The basic software that many smartphones pack is impressive. In addition to an email client, a Web browser, and a media player, you also get a calendar, a personal information manager, and more. On top of that, you can download a lot of software for your device. You can get games, productivity applications, translation tools, eBook readers, and more. Some of the software is free; some you have to pay for. But all of it turns a gadget that looks like a mobile phone into something a whole lot more than that.
One big reason for getting a smartphone is that it combines several devices into one small package. Why lug around a mobile phone, an MP3 player, a digital media player, and PDA when you can have all of that (and more) in one light unit? Smartphones are the ultimate in portability, especially if you need to take your information and entertainment with you.
The range of smartphones that are on the market is truly astonishing. While those of us in North America don’t have the choices that are available to folks in other parts of the world, the smartphone offerings here aren’t too shabby and are gradually improving. Here are a few highlights.
Nokia, as mentioned earlier, was a pioneer in the smartphone market.
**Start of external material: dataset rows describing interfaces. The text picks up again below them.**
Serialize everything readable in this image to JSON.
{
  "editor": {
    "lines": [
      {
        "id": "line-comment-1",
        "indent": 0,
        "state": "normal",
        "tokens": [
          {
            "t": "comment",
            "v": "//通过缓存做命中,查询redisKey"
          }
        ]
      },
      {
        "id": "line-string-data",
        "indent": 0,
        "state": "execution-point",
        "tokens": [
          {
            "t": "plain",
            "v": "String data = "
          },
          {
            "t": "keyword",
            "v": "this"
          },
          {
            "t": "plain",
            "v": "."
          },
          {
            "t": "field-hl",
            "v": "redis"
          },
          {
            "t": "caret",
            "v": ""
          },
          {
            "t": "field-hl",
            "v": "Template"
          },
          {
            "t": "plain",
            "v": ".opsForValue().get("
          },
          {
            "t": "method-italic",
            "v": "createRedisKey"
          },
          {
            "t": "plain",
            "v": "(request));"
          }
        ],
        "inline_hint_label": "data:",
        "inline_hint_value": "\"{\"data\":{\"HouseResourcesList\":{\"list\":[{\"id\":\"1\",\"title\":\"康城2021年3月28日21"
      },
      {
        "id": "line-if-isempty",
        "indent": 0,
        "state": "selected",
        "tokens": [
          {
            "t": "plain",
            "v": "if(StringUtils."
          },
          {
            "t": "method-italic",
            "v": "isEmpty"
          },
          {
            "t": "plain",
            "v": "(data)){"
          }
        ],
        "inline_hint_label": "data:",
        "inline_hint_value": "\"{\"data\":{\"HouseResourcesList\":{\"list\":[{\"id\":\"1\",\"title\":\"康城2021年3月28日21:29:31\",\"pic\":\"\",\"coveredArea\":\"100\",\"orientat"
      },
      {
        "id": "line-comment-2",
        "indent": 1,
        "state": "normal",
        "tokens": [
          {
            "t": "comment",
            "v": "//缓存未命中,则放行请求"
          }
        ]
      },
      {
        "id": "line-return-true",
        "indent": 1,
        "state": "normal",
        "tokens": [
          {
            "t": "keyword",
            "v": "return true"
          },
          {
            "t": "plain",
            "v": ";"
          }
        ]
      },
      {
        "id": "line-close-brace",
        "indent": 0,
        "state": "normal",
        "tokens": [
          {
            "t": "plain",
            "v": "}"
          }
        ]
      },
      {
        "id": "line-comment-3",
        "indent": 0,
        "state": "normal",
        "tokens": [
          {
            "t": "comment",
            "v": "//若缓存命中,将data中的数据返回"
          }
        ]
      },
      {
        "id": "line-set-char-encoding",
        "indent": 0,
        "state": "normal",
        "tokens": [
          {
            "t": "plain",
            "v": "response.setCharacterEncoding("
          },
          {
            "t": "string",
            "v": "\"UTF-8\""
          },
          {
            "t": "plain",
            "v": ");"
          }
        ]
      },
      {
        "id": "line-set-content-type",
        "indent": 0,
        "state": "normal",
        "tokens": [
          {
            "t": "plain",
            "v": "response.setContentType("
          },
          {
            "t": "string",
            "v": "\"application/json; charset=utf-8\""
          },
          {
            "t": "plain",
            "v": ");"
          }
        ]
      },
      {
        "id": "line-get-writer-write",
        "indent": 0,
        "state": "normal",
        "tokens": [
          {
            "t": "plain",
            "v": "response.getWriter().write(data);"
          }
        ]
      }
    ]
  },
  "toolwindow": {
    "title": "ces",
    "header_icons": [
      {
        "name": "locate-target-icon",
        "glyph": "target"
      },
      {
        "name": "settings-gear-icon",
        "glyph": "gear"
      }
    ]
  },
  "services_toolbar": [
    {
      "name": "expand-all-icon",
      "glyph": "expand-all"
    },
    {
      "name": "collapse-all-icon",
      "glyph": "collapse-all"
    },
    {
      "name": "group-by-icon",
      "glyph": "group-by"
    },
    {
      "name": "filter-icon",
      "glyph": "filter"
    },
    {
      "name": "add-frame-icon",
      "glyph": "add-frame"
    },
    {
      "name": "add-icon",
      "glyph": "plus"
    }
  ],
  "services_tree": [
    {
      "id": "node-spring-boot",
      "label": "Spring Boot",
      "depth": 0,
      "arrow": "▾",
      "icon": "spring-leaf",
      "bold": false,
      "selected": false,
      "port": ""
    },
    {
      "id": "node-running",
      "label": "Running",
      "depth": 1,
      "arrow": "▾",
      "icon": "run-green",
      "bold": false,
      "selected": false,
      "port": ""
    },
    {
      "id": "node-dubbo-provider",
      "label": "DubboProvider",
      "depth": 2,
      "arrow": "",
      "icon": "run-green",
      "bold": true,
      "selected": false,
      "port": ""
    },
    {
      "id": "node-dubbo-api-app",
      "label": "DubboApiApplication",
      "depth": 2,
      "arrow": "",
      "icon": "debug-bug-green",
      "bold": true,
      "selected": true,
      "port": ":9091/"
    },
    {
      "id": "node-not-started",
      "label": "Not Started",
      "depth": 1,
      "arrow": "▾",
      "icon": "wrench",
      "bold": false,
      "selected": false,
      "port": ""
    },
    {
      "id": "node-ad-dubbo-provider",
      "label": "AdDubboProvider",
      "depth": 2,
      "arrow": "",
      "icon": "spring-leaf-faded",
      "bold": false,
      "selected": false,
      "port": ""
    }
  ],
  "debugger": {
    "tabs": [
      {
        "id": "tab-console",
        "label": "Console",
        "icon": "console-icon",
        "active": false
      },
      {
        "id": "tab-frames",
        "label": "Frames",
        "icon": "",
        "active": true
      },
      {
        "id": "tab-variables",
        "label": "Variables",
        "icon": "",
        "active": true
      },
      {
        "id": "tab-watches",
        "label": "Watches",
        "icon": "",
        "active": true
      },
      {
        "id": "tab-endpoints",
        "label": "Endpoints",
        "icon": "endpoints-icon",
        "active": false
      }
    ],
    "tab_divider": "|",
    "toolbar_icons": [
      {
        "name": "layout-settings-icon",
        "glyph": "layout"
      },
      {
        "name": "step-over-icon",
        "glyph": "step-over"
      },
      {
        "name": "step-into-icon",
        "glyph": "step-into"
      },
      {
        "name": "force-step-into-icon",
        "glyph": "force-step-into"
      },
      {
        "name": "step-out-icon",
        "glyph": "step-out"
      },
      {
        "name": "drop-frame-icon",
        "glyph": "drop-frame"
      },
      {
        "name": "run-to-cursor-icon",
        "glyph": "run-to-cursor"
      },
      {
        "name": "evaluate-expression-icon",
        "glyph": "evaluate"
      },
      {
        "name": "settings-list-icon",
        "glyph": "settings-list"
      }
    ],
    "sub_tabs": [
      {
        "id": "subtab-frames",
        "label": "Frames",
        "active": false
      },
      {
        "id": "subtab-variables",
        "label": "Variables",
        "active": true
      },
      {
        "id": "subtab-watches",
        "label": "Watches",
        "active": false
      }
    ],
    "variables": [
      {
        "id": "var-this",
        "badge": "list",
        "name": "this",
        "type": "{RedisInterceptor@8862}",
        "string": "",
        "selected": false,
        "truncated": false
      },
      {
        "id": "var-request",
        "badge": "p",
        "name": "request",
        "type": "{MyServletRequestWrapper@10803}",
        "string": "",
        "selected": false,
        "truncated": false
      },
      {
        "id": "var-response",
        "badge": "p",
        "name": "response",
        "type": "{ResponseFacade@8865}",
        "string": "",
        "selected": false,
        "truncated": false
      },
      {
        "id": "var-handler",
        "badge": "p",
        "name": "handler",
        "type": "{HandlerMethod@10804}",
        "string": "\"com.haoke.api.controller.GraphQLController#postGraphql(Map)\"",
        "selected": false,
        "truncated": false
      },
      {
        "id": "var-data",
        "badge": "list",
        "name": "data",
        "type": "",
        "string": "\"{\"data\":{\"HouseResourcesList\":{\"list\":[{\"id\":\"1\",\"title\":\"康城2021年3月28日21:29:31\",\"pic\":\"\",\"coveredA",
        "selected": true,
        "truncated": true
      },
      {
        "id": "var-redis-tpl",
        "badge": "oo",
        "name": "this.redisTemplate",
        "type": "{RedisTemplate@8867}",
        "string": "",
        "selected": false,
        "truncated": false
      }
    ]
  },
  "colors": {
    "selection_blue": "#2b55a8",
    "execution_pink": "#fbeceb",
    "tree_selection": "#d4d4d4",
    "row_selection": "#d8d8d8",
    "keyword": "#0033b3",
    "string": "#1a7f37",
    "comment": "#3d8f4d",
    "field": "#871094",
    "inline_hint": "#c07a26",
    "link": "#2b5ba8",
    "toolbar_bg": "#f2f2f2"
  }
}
And the company has kept itself on the cutting edge of the technology with its Nseries smartphones — most notably, the N80 crop of phones. In addition to the basic software that comes bundled with the phones, you can download just about any kind of application — from games to productivity tools to media players.
Not to be outdone, Nokia’s main rival Motorola has its Q series of smartphones which really give Nokia’s wares a run for their money. In fact, the Q is built for work and for fun — it packs stereo-quality speakers, an easy-to-use keyboard, and a portable set of Windows applications (it runs Windows Mobile if you haven’t already guessed.
HTC is also making a run at being a major player in the market. Their series of smartphones look like a cross between the devices put out by companies like Nokia and Motorola, and the iPhone. You get a touchscreen or a QWERTY keyboard, all in a small and very attractive package.
Of course, I can’t forget the Blackberry from RIM. It’s considered by some to be the smartphone for business use. So much so that just about every corporate road warrior that you see has a Blackberry in his or her pocket or clipped to their belts. The current generation of Blackberry devices are easy to use, pack a lot of features and functions, and look good too.
Being an intelligent and careful consumer, you probably want to get as much information as you can about smartphones before you even consider making a purchase. Fortunately, there’s a Smartshow_IMlot of information about these devices available on the Web. And I’m not just talking about the marketing copy that comes from phone makers and resellers, either.
The Smartphone Show is an interesting video podcast that looks at the latest devices out there. It’s definitely worth as view. Both Smartphone Thoughts and Smartphone Blast! offer daily news and reviews on this topic. Both sites look at not only phones, but the applications that run on them. They’re a great way to learn more about what a smartphone can do.
And if you want an in-depth look at how smartphones work, then you should definitely check out this article.
Smartphones are a small, light, and easy to use way of creating, getting, and sharing information. Downloading multimedia content is just the beginning. With the proliferation of mobile-enabled Web applications (like Google Docs, various flavors of Web-based email, and tools like Remember the Milk ), a mobile phone becomes a portable workstation and productivity tool.
For work or for play (or even a little of both), a smartphone is a great choice if you want to take a powerful and flexible tool with you wherever you go.